by Christopher Dodson
Executive Director, North Dakota Catholic Conference
Sometimes God places seemingly unrelated observations in your head that beg for reflection on whether they are related. That happened to me with bridges.
A reference to a letter by Saint Basil the Great first caught my attention. Basil was bishop of Ceasarea, in modern day Turkey, from 370 to 379. Basil is known as great defender against heresy, but he was also prolific letter writer very involved in the life of his community. In one of these letters Basil urges the provincial governor to build a much needed bridge.
Even in the early years of the church, therefore, we have a case of a member of the clergy, a bishop no less, urging a representative of the state to engage in a task for the common good. Saint Basil apparently recognized that the duty of a Christian went beyond personal charity for the poor. It also encompassed working for what the community or government could do for the good of all.
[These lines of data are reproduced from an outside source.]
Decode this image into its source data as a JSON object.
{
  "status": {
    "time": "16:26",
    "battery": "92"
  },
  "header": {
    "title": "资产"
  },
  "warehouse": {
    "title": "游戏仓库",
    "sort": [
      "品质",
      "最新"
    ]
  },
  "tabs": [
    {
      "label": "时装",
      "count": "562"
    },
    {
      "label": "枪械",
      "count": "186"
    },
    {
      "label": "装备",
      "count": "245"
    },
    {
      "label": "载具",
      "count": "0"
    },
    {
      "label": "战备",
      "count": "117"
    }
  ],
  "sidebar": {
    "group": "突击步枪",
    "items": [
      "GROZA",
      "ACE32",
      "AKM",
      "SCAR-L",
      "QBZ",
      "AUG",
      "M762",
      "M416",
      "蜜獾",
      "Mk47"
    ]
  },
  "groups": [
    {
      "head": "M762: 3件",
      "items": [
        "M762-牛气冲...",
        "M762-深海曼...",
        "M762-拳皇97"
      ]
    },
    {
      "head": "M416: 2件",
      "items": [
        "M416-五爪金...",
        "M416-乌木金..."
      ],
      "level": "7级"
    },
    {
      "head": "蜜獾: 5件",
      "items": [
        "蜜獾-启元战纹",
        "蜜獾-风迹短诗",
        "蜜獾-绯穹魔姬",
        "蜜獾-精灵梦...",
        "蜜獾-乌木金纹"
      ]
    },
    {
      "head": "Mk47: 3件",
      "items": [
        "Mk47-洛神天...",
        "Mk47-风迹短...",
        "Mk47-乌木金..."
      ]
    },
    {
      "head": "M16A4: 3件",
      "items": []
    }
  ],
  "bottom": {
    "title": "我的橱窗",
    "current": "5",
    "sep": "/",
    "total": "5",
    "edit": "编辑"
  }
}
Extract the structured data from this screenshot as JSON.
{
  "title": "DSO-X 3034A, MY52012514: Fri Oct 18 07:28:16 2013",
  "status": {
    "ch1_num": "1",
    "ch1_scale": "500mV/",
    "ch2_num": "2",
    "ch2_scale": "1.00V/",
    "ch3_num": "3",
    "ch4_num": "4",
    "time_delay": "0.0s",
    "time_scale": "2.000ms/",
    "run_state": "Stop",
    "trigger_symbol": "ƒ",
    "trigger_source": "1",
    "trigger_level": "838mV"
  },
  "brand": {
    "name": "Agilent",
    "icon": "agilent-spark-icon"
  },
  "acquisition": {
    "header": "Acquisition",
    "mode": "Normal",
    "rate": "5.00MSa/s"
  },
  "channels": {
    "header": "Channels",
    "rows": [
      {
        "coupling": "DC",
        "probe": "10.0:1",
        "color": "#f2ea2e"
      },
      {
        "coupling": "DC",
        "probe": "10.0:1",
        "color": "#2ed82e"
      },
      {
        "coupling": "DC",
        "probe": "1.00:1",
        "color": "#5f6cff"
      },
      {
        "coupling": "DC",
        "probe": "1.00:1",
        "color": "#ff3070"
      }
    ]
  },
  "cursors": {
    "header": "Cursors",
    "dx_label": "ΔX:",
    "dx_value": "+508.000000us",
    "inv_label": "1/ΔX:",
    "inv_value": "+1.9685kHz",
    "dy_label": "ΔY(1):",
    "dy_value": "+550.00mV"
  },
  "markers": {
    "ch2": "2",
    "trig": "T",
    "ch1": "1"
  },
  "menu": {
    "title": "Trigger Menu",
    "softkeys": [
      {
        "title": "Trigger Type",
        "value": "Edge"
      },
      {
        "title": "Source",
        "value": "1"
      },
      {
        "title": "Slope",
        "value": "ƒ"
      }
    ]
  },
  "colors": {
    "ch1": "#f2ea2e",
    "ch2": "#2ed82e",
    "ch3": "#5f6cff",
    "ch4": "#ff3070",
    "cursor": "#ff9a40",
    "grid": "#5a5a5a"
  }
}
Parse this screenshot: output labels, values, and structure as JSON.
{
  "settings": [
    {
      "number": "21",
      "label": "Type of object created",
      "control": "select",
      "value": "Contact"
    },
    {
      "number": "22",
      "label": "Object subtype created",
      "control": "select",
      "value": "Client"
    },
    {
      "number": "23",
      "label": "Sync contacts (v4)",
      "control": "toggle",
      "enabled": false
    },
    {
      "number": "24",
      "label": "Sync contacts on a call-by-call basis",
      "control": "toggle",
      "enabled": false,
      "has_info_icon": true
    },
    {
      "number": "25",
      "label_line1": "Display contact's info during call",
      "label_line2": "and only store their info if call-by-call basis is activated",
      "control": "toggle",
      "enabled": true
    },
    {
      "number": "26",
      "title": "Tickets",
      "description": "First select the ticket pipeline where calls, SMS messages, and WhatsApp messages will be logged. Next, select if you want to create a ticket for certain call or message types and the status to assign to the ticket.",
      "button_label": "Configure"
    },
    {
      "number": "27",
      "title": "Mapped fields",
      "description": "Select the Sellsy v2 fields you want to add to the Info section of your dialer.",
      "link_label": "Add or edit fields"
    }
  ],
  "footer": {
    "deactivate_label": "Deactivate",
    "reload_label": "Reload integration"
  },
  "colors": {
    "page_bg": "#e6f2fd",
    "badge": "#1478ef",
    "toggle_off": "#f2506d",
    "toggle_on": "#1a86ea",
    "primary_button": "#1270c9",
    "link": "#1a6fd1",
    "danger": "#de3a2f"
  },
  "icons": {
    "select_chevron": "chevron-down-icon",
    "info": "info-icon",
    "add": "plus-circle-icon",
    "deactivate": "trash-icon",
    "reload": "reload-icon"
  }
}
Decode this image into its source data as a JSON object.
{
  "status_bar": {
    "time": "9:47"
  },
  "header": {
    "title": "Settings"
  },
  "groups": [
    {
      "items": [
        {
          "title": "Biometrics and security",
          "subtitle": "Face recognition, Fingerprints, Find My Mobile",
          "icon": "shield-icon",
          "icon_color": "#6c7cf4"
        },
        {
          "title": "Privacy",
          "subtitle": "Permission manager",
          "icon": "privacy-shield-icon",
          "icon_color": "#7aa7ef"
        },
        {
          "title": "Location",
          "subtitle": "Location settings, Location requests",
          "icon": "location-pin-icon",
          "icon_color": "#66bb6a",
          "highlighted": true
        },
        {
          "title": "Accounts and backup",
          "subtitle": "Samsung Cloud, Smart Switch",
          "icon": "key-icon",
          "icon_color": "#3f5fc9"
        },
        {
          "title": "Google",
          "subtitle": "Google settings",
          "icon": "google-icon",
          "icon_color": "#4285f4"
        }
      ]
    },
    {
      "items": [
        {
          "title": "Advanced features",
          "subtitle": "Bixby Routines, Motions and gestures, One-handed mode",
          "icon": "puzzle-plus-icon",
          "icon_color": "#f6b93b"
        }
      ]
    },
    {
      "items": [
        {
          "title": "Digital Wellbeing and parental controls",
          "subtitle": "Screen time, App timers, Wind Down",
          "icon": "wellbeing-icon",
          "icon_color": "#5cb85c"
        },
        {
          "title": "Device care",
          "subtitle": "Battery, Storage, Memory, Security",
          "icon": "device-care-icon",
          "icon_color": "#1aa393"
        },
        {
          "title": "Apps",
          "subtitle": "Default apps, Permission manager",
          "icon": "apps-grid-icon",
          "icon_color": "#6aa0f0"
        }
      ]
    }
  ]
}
Jump ahead 1600 years. I saw a story about a Catholic priest in India beaten by police while peacefully protesting delays in the construction of a bridge.
In 2007, Catholic diocesan officials in the Kerala area of India expressed concern about repeated delays in the construction of important bridge connecting two coastal communities hit by the 2004 tsunami. Father Father Edward Puthanpurackal and members of the Catholic Youth Movement participated in a peaceful protest by lying on the road to the bridge, a form of nonviolent action developed by Mohandas Gandhi. Police then attacked and beat the protestors. News stories reported that the Deputy Superintendent of Police himself beat Father Edward. The diocese and other Catholic leaders condemned the attacks and renewed calls for completion of the bridge.
I then came across another unexpected reference to bridges when reading about English Catholicism before the Reformation. At that time, wills and testaments were primarily religious acts. A person executed a will to set himself right before God. It was common, therefore, for people to leave bequests for prayers and acts of mercy to be performed by executors or specified individuals. Many of these wills also left money for the building and maintaining of bridges. Historians point out that these bequests were not secular gifts, like those of today’s philanthropists, but were religious acts motivated by God’s call to care for the community.
Government primarily funded the construction of bridges. The church, however, was a supporter of bridge building as a public good and essential to public safety. The famous London Bridge, which provided safer passage to pilgrims going to Canterbury, may never have been completed without direct and indirect church support. In fact, even its main architect was a priest.
The Christian symbolism of bridges is easily apparent. Christ is a bridge to the Father. Bishops and the pope are called “pontiffs,” which literally means “bridge-builder.” What struck me about the similarities between Saint Basil in fourth century Asia Minor, a twenty-first century Indian priest, and Catholics in medieval England was not symbolism. Rather, the striking feature of these three events in church history is how they reflect an understanding that our Christian obligation to others is not just about private charity. Being Christian also means having a commitment to the common good, which the church defines as those social conditions that allow people, either as groups or as individuals, to reach their fulfillment more fully and more easily. These Christians recognized that bridges, like a just economy, education, security, and health care, are part of the common good to which Christians are called to provide for all.